If Carl Peterson has decided who the next coach of the Kansas City Chiefs will be, he isn't saying.

"I have a short list and a long list," Peterson said Thursday after making the expected announcement that Frank Gansz was fired. "Obviously, I have some specific people in mind. I have not spoken with anyone yet and I have not asked for permission to speak with anyone whose team is involved in its season."I think I have an idea where I want to go. But now there are some things for me to do in regards to evaluating those potential head football coaches."

The new man will be the fifth head coach since 1977 for one of the NFL's most consistent losers.

Gansz' departure was assumed last month after Peterson was named president and general manager in a front office shakeup that saw Jack Steadman resign as president and Jim Schaaf fired as general manager.

Ganaz, 50, had a two-year record of 8-22-1, including a 4-11-1 mark this year as his Chiefs became the only team in the NFL without a victory on the road. He was not available for comment.

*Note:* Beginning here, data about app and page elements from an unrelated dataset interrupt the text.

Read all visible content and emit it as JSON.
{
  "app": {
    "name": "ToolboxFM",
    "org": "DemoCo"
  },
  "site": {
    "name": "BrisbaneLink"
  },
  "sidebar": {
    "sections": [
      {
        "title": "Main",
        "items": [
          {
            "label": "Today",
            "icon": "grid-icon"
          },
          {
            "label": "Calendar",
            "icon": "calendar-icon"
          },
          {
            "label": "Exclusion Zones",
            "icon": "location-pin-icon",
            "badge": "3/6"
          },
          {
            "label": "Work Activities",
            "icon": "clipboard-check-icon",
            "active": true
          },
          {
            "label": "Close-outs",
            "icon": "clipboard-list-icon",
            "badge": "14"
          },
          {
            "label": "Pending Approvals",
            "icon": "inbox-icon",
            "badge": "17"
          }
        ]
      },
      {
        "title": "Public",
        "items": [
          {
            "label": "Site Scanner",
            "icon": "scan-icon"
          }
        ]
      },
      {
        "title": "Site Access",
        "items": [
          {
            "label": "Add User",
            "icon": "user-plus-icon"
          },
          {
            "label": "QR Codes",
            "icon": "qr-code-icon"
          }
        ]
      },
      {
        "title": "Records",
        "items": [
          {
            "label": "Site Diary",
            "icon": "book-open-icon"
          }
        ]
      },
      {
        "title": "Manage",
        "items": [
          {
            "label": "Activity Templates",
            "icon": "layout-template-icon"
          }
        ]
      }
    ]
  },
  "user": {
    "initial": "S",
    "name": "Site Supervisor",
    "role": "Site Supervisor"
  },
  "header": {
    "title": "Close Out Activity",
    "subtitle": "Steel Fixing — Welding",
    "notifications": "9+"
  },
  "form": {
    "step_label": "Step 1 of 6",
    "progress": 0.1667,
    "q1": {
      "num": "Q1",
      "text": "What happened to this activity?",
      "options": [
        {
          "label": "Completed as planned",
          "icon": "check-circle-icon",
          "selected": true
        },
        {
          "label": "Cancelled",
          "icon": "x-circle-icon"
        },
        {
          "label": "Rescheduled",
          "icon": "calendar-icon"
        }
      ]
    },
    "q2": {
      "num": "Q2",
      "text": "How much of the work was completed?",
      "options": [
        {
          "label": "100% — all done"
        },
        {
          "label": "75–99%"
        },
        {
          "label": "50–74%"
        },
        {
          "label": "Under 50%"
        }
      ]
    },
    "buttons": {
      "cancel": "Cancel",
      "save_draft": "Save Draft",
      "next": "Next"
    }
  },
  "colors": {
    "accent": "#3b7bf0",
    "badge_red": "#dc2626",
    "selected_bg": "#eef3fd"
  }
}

"This decision was one that I have come to after what I believe was an in-depth, thorough and hopefully fair evaluation," Peterson said at a news conference. "Frank Gansz is a man of integrity, talent and as fine a person as I know.

"My decision is based upon the fact that I believe this is in the best interest of the future of the Kansas City Chiefs. It is important for me to build my own organization."

Gansz and several of his key assistants, including defensive coordinator Rod Rust, had two years remaining on their contracts. Peterson said no one from the staff would be considered for the top spot and that the assistants had been told they were free to seek other jobs.

Speculation immediately turned to Dick Vermeil, a close friend of Peterson when they worked together with the Philadelphia Eagles. Vermeil, who coached the Eagles in the 1980 Super Bowl, is now working as a network analyst.